  19. SBA 7(a) – Advantages to the Customer • Goal is to enhance cash flow • Longer Terms • No Balloon Payments/Calls • Fixed Rates (certain lenders only)

  20. Advantages to the Bank • Targets: • Doctors • Dentists • Veterinarians • CPAs • Real Estate • Franchises • Business Expansion • Safety: • 75% guarantee from the U.S. government • 7(a) Express = 50% • Product Differentiation

  21. Annual 7(a) Approvals Source: SBA.gov and NADCO

  22. 504 Loan Program

  23. SBA 504 Example • $1,000,000 – Commercial Real Estate Purchase • $100,000 – Equity from borrower (10%) • $500,000 – Bank 1st mortgage (50% LTV), fixed or variable (conventional) • $400,000 – SBA debenture, 2nd mortgage (90% LTV), fixed for 20 years – 100% U.S. Gov’t Guarantee

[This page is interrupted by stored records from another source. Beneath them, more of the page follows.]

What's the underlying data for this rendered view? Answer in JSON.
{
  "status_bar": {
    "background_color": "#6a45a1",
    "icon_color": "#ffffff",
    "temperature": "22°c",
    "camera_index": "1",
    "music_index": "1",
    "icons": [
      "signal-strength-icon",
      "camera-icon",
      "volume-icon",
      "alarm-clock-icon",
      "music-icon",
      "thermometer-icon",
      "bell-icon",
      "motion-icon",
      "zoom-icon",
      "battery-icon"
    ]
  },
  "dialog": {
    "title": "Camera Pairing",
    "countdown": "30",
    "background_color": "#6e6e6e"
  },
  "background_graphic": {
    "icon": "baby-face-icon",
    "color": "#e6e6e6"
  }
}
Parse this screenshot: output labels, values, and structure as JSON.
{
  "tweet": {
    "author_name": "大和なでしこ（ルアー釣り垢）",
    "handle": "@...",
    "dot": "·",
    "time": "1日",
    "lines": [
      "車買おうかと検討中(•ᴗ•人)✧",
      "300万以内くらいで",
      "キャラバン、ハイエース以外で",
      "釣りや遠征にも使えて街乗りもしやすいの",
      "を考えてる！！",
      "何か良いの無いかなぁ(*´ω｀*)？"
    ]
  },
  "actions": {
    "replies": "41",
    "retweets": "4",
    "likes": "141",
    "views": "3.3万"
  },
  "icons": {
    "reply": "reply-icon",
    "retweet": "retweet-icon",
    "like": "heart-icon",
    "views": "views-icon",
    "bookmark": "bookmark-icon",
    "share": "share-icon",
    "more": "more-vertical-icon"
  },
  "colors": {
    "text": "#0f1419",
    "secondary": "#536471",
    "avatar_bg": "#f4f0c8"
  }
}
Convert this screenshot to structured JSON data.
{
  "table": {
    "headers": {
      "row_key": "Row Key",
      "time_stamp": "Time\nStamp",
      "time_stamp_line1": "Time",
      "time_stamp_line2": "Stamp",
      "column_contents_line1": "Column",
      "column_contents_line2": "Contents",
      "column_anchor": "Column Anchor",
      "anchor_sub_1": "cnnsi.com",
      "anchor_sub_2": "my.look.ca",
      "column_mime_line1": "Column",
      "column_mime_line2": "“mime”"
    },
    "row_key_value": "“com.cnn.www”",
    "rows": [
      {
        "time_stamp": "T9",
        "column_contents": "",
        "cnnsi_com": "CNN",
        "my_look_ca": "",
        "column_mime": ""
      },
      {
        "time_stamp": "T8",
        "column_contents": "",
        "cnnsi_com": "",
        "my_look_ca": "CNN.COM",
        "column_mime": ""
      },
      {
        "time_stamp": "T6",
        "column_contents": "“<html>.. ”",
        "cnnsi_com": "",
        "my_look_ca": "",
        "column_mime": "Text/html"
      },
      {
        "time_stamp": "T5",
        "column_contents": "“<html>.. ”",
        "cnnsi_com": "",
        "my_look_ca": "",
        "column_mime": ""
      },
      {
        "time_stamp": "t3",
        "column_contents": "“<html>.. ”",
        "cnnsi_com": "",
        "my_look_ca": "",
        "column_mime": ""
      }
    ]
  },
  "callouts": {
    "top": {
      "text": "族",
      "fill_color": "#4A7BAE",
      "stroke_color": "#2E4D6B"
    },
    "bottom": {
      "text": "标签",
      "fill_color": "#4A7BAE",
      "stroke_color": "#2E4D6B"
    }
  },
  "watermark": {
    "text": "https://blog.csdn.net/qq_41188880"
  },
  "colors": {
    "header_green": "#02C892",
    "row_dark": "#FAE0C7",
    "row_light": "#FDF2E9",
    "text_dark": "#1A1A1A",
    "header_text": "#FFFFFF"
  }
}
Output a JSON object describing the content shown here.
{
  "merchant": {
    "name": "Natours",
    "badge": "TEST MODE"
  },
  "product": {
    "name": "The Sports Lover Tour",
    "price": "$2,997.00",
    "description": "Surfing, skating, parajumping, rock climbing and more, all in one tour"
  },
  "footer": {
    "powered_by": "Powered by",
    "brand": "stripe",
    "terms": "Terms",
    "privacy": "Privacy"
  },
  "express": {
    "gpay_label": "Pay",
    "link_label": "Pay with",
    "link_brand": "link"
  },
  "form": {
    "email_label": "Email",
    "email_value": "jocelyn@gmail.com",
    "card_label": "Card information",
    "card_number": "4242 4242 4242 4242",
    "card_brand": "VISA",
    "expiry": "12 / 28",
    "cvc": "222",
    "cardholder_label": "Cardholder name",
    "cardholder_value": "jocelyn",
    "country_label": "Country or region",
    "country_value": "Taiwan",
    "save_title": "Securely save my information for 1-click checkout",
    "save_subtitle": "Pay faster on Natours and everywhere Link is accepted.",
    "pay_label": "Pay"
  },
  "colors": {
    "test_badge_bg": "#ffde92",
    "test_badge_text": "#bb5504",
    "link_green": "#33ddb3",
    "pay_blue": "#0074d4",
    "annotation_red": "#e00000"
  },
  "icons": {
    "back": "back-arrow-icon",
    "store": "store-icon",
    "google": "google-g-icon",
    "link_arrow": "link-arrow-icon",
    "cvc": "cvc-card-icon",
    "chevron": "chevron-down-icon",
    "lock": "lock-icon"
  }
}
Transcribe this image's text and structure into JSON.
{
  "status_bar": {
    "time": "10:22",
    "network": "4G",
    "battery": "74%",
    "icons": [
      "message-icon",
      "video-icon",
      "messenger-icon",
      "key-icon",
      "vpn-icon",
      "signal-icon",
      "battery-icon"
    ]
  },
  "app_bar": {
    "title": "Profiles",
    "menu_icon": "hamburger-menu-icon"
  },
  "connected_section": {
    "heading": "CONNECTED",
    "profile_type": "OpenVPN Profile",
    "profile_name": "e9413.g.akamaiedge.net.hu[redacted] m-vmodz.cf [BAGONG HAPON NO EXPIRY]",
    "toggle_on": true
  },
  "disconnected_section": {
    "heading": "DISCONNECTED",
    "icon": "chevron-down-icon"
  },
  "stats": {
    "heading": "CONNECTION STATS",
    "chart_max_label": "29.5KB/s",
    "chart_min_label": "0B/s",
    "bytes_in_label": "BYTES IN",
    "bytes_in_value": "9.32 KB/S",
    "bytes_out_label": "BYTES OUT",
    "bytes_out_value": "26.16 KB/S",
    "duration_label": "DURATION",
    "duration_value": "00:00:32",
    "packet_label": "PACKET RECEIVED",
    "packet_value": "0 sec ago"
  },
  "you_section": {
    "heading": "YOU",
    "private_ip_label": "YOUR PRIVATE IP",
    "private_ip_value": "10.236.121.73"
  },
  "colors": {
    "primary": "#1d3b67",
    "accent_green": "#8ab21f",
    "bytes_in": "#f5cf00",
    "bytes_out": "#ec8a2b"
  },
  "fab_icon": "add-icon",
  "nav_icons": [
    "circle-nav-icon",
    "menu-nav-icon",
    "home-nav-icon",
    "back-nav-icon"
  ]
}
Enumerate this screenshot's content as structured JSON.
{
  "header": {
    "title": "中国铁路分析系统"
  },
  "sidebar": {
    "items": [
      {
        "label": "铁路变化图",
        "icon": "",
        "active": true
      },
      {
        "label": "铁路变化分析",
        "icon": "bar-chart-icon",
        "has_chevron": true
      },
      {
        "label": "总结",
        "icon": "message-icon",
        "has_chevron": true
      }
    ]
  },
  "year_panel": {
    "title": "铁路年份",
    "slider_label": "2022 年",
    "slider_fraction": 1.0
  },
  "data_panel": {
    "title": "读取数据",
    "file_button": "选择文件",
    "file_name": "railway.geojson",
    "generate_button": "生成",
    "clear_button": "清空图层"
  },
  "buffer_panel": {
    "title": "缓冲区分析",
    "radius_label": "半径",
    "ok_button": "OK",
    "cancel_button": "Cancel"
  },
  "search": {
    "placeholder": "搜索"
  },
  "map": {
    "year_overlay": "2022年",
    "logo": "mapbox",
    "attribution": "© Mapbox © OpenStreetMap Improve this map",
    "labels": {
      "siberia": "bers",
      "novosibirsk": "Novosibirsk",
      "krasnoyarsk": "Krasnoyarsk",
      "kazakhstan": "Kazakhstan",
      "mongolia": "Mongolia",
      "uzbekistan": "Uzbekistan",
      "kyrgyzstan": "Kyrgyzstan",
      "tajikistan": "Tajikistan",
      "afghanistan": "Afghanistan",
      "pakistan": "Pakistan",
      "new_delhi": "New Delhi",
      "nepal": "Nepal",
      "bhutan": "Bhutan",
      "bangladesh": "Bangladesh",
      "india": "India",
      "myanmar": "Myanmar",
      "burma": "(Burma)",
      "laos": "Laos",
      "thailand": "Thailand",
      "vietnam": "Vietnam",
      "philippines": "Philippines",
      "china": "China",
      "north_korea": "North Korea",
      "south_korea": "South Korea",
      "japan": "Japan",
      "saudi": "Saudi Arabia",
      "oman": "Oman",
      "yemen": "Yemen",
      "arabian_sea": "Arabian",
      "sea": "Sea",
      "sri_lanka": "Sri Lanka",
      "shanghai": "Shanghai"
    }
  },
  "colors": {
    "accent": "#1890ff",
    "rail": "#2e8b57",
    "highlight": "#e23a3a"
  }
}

  24. Terms of 504 Loan (Debenture) • Maximum Loan Amount = $5.5MM (2nd Mortgage) • Maximum Term = 20 years • Interest rates are pegged to an increment above the current market rate for 5 and 10-year Treasury issues (currently ~ 4.7%) • Fees normally are approximately 3% of the debenture • Generally the project assets are used as collateral • Personal guarantees of the principal owners required

  25. Eligibility for 504 Loan • Must be operated for profit • Must have tangible net worth of less than $15 million • Must have an average net income of less than $5 million after taxes for preceding two years • Job creation criteria must be met

  26. Borrower Benefits of a 504 Loan • Lower Down-payment • 10-20% of total project cost • 10% Baseline • Additional injections are cumulative Therefore, minimal equity requirements

  27. Section 504 Certified Development Company Program • Provides financing for “bricks and mortar” - the purchase of real estate and fixed assets • Funds cannot be used for working capital or inventory • Requires cooperation of a certified development company (“CDC” – Privately held agencies)

  28. Annual 504 Loan Approvals Source: SBA.gov and NADCO